It’s 1855 in Cleveland, Ohio and you need a surgeon. There were quite a few local options including the physicians out of the Cleveland Medical College and the Western Homeopathic College of Cleveland. In soliciting one of these (mostly) men, you assume that they have the adequate experience to perform whatever operation you need. But where did they get it?
Until December 5, 1855, the citizens of Cleveland were kept in the relative dark about how local medical men gained experience with the human body through dissection. At the time, Ohio had no legal way specified as to how medicals school could acquire bodies for dissection – leading instructors to covertly retrieve bodies from cemeteries or the City Infirmary . Thus, your surgeon’s expertise – which you hoped he possessed – was gained at the potential price of body snatching.
After a young instructor and his medical students were caught robbing a grave in Woodland Cemetery, Horace Ackley, founder of the Cleveland Medical College, presented the City Council with a new bill to allow the local medical colleges to use the bodies of “friendless paupers and persons found dead” for dissection . In doing so he exposed the secret procurement activities that had been going on for years in the city. This new bill was referred to a special committee of five non-medical gentlemen – making the once private a matter of public debate.
An outpouring of opinion pieces in the Cleveland Leader and Cleveland Plain Dealer followed the new bill. The first opinion piece argued for the necessary supply of subjects for dissection, saying that there were only two ways to learn “anatomical knowledge and surgical skill” – “by Dissection and by Clairvoyance” . After dismissing the second option, the author known only as “K,” asks the readers:
Shall the student practice his first lesson on the dead or living body? Who would submit to be the first living subject of the oretic surgeon only, who had not acquired the proper use of the knife by fine and frequent dissections upon the dead subject? 
In response, another anonymous author by the pen name “Humanity” objects to the use of the poor as potential subjects stating:
The author of our religion was himself poor, and a prominent characteristic of his religion was sympathy for the poor, his asservations were with the poor; he labored to relieve their wants and sooth their griefs…What must be the feelings of the mother, bereft of friends, children, and property, standing like the forsaken, scathed by the lightning of Heaven, as she sinks by trouble and disease to feel that in a few days her body is to be on the dissecting table? 
As these debates continued in the press, the special committee’s decisions varied.

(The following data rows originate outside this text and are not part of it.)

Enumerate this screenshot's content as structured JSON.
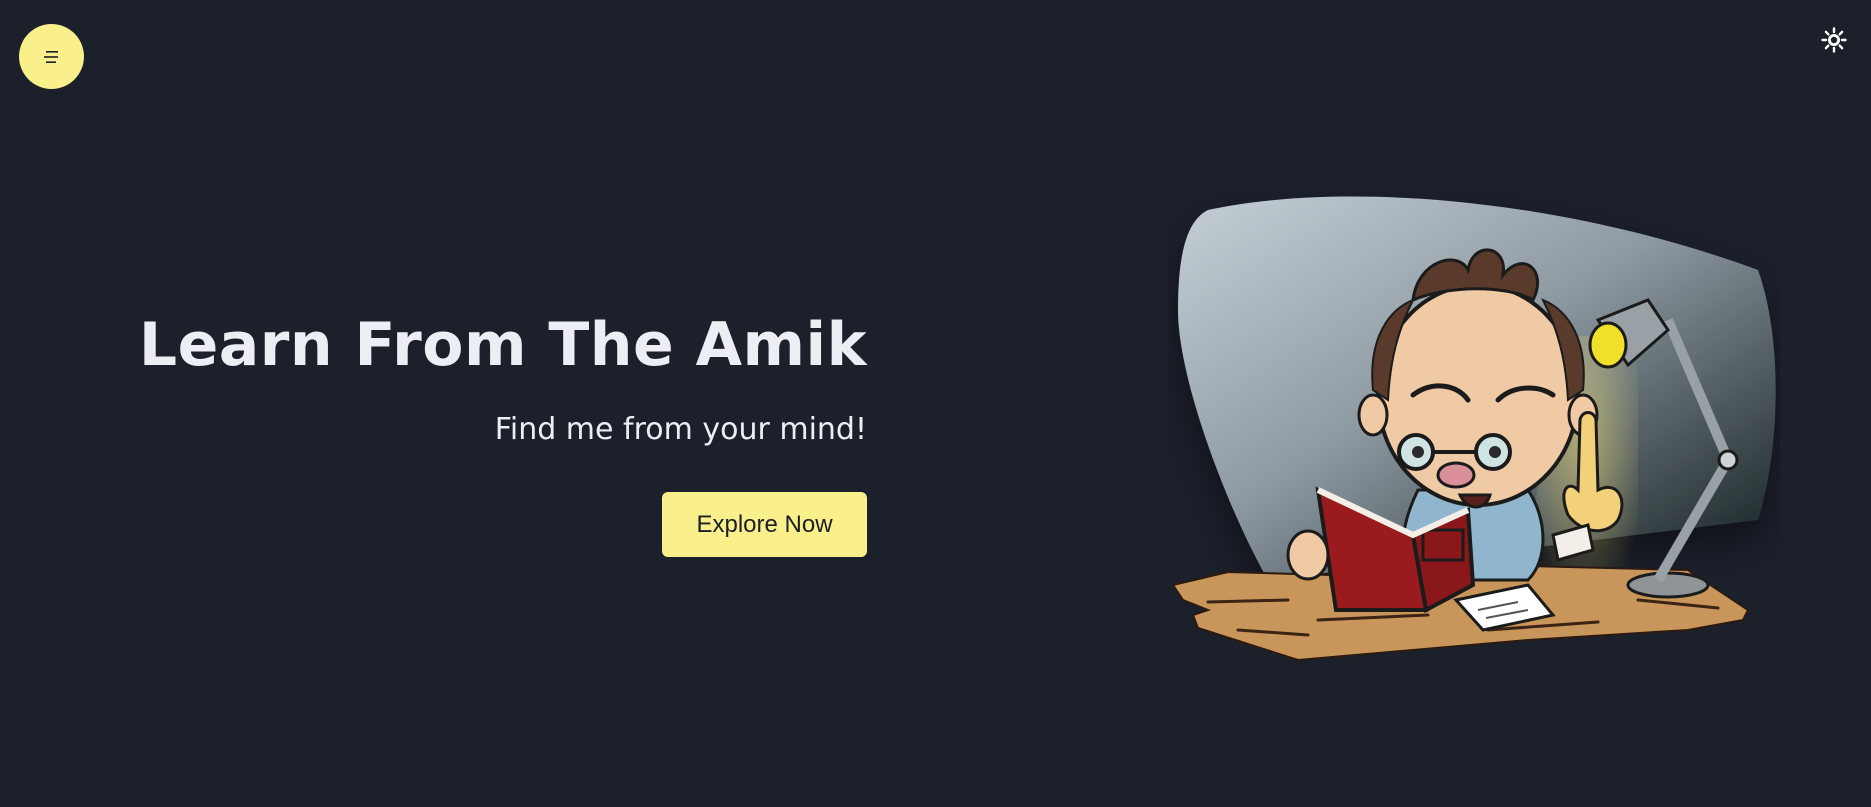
{
  "header": {
    "menu_icon": "menu-icon",
    "theme_icon": "sun-icon"
  },
  "hero": {
    "title": "Learn From The Amik",
    "subtitle": "Find me from your mind!",
    "cta_label": "Explore Now"
  },
  "colors": {
    "background": "#1c202b",
    "accent": "#f9ef8b",
    "text": "#eceef3"
  }
}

For example, one committee member, a Mr. Mollen, believed that the acquisition of dissection subjects should be:
Accomplished in a quiet manner which has been heretofore pursued…inasmuch as those who have charge of out Medical Institutions are men both respectable and responsible, as well as skillful in their professions, and heretofore this matter has been left to their charge solely, with its benefits and its hazards, without complaint of the community. 
Thus, Mr. Mollen believed that men like Horace Ackley should continue their discrete work in procuring subjects, regardless of minor scrapes with the law when caught pilfering bodies in cemeteries.

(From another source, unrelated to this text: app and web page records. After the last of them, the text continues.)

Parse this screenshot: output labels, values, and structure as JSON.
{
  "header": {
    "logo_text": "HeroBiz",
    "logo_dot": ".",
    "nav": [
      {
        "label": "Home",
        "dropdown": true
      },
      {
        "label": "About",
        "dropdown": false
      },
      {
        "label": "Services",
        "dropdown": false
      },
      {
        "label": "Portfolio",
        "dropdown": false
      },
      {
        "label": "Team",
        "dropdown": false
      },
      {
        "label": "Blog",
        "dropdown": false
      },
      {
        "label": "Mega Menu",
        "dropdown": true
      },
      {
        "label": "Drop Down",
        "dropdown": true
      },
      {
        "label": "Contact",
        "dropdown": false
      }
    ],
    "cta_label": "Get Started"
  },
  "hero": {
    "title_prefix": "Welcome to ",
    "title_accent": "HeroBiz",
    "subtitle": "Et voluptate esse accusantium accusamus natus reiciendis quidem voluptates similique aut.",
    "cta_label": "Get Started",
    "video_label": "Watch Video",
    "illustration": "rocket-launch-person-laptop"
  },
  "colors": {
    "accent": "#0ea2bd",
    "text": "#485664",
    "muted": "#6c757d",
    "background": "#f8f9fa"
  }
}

However, consistency was an issue with the special committee. One proposed ordinance would allow the City Infirmary to hand over bodies after “such persons shall give their consent in writing before death,” making the potential subject aware of their afterlife fate . Other proposals called for storing persons’ bodies in a vault until claimed to prevent seizure by medical professionals . These proposals were overturned in order to prevent the paupers in Infirmaries, from feeling
that while their physicians are attending to them, they are anxiously waiting for them to die, that they may have their bodies to cut up, to satisfy the demands of science! 

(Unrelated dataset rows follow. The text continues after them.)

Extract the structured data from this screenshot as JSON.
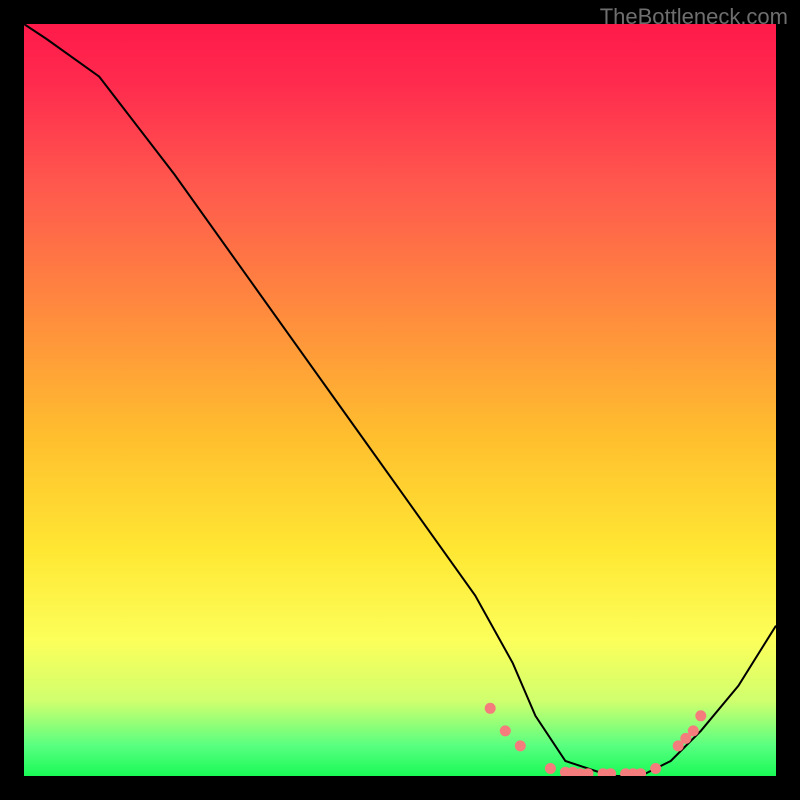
{
  "attribution": "TheBottleneck.com",
  "chart_data": {
    "type": "line",
    "title": "",
    "xlabel": "",
    "ylabel": "",
    "xlim": [
      0,
      100
    ],
    "ylim": [
      0,
      100
    ],
    "series": [
      {
        "name": "curve",
        "x": [
          0,
          3,
          10,
          20,
          30,
          40,
          50,
          60,
          65,
          68,
          72,
          78,
          82,
          86,
          90,
          95,
          100
        ],
        "y": [
          100,
          98,
          93,
          80,
          66,
          52,
          38,
          24,
          15,
          8,
          2,
          0,
          0,
          2,
          6,
          12,
          20
        ]
      }
    ],
    "markers": {
      "name": "highlighted-points",
      "color": "#f57c7c",
      "points": [
        {
          "x": 62,
          "y": 9
        },
        {
          "x": 64,
          "y": 6
        },
        {
          "x": 66,
          "y": 4
        },
        {
          "x": 70,
          "y": 1
        },
        {
          "x": 72,
          "y": 0.5
        },
        {
          "x": 73,
          "y": 0.5
        },
        {
          "x": 74,
          "y": 0.3
        },
        {
          "x": 75,
          "y": 0.3
        },
        {
          "x": 77,
          "y": 0.3
        },
        {
          "x": 78,
          "y": 0.3
        },
        {
          "x": 80,
          "y": 0.3
        },
        {
          "x": 81,
          "y": 0.3
        },
        {
          "x": 82,
          "y": 0.3
        },
        {
          "x": 84,
          "y": 1
        },
        {
          "x": 87,
          "y": 4
        },
        {
          "x": 88,
          "y": 5
        },
        {
          "x": 89,
          "y": 6
        },
        {
          "x": 90,
          "y": 8
        }
      ]
    },
    "grid": false,
    "legend": false
  }
}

Finally, these differing opinions were combined in an ordinance that placed the distribution of bodies to the discretion of the Directors of the Infirmary unless the body was claimed by relatives or the person “in his last sickness, requested his body buried” . In this act, the fate of paupers was still kept, legally, in the shadows.
About the Author:
Catherine Osborn, BA, BS, is a graduate student in Medical Anthropology at Case Western Reserve University, the Editorial Associate at Culture, Medicine and Psychiatry, as well as a Research Assistant at the Dittrick Museum of Medical History.
 Curwen, Maskell E., ed. 1853. The public statutes at large of the state of Ohio: from the close of Chase’s Statutes, February 1833 to the present time. And a supplement containing all laws passed prior to February 1833 which are now in force, Volume 2. Cincinnati, OH
 “Dissection.” December 5, 1855. Cleveland Plain Dealer. Pg. 2.
 K, “Surgeons and Dissecting.” November 29, 1855. Cleveland Plain Dealer. Pg. 3.
 Humanity, “Woodland Cemetery.” December 7, 1855. Cleveland Leader. Pg. 3.
 Mollen, O. “Minority Report.” December 15, 1855. Cleveland Plain Dealer. Pg. 1.
 “City Items.” January 9, 1856. Cleveland Morning Leader. Pg. 2.
 “Common Council Proceedings — Regular Meeting, Tuesday Evening, Dec. 18.” December 19, 1855. Cleveland Leader. Pg. 3.
 “City Items.” January 16, 1856. Cleveland Leader. Pg. 1.